Disability advocates have long criticized what is referred to as the “pity/heroism dichotomy,” in which an onscreen portrayal of a disabled character (physical or mental) either paints them as an object of pity or as an unstoppable hero for accomplishing something in spite of a handicap. Dory certainly inspires—and inspires pity—in equal measure, but her character always remains fully-realized and three-dimensional (even if you aren’t watching the film in 3-D). Throughout the film, when Dory finds herself confronted with another mental roadblock, she frantically vocalizes a variation of a negative thought pattern. Come on, you can do this. If you just concentrate, everything will work out. Who are you kidding, this always happens. You can’t do this. Why even try? Real life rarely manifests itself as a protagonist’s battle against villains, bullies, and other forces of evil, but rather an individual’s struggles with day-to-day existence.

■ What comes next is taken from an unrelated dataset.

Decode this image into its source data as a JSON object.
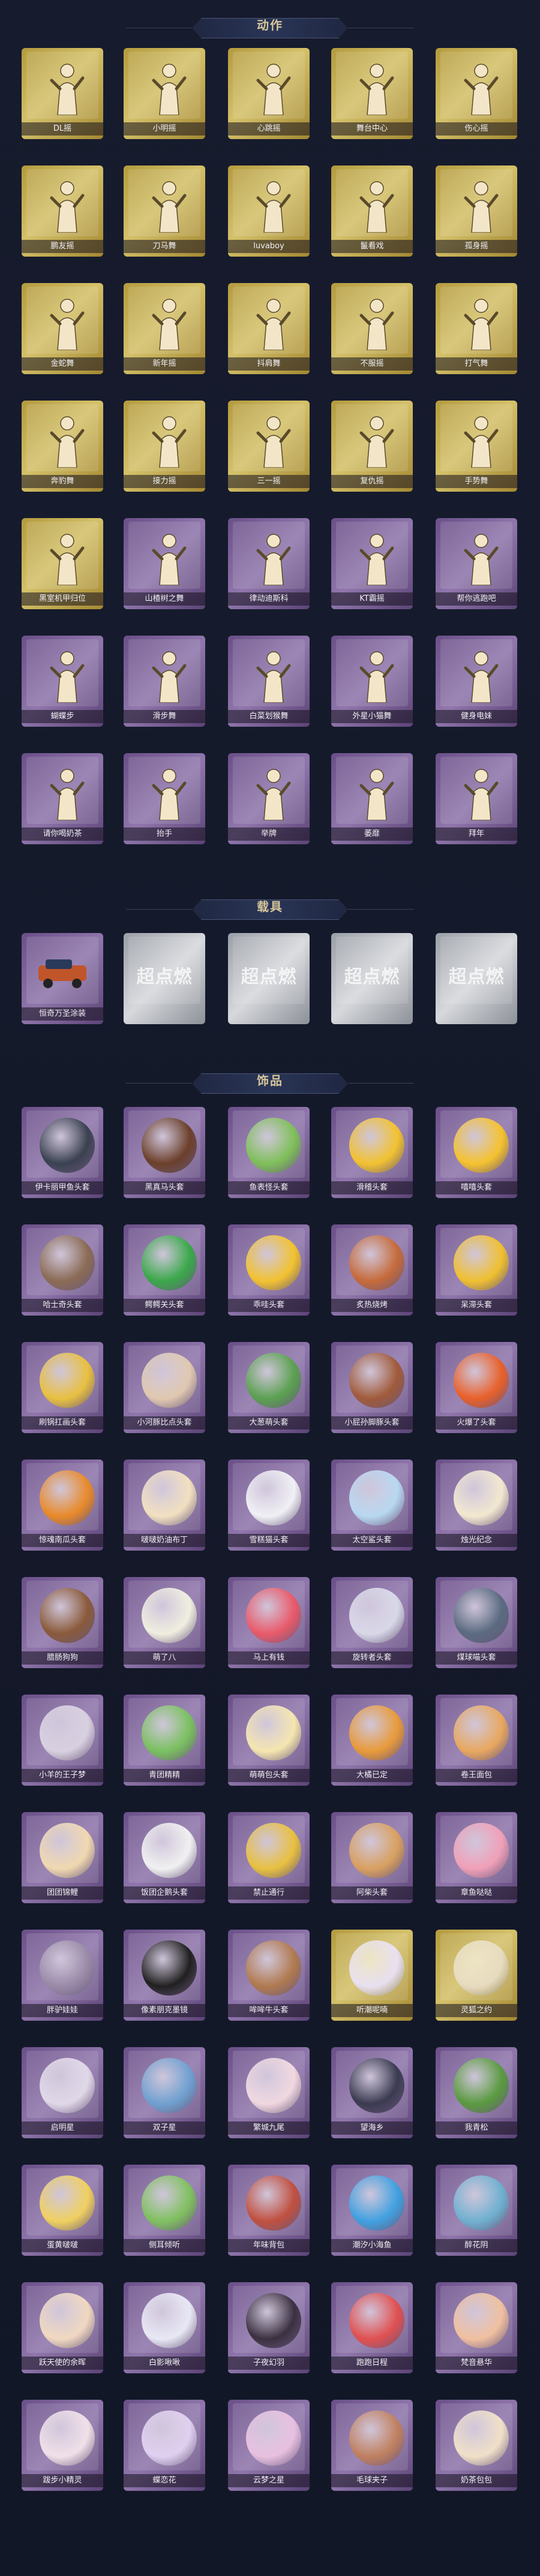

In Amnesia at the Movies, Baxendale praises Finding Nemo for accurately reflecting how others can react to amnesia patients, writing, “The frustration of the other fish around her with constant repetition also accurately reflects the feelings of people who live with amnesic patients.” Finding Dory explores a broader spectrum of emotional reactions to Dory, including that of her parents (Diane Keaton and Eugene Levy). In flashbacks, they try to use rhymes and games to help Dory live a normalized life, but can barely mask their apprehension as she happily floats away, her mind blissfully clear of everything they just said. In another flashback, young Dory awakens to hear her mother crying with worry about her daughter ever being able to survive on her own. In his review for The Guardian, Jordan Hoffman called their interactions “one of the more frank depictions of raising a special-needs child in a mainstream film.”

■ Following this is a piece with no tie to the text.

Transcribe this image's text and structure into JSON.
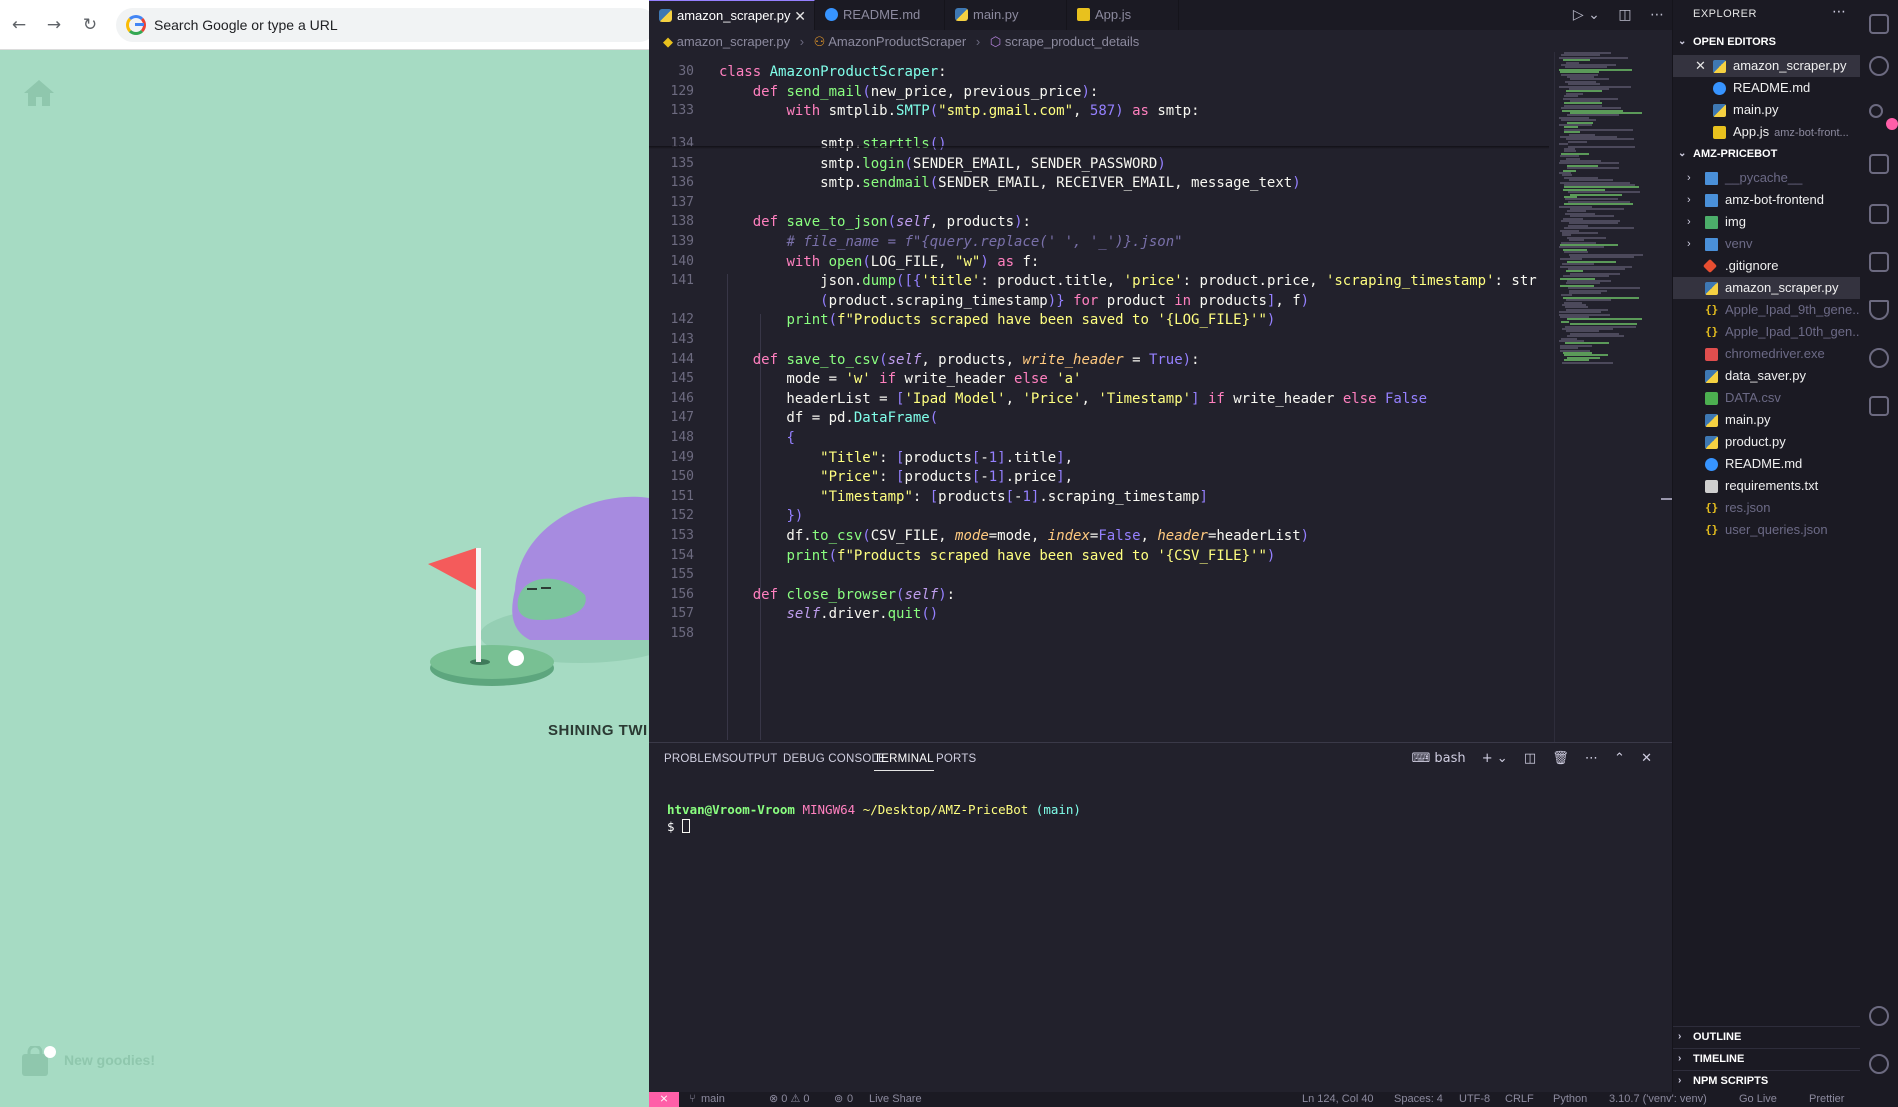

Because Finding Dory is a Pixar movie, there is a silver lining. Despite her struggles, Dory finds enough flashes of inspiration to not only survive, but to thrive in her quest to find her parents. Because she relies on instinct, she shines in tight situations. It’s her lack of impulse control and formative memories that allow her to bravely push forward when others might hit pause and try to weigh their options. When Marlin and Nemo find themselves trapped in a gift shop fish tank, the mantra “What would Dory do?” gets them out in thrilling fashion; the scene is reminiscent of Dory and Marlin’s jellyfish escape in Finding Nemo. Eventually, Dory begins to use the phrase herself, rising from the depths of a paralyzing panic attack and following her instincts out of a jam.
The overarching moral of the story is that what makes you different is what makes you great. 2015’s Inside Out taught children that it’s OK not to be happy all the time. Finding Dory shows kids that it’s OK to fail, and that occasionally feeling powerless and helpless is completely normal. As long as you just keep swimming, the world is your oyster.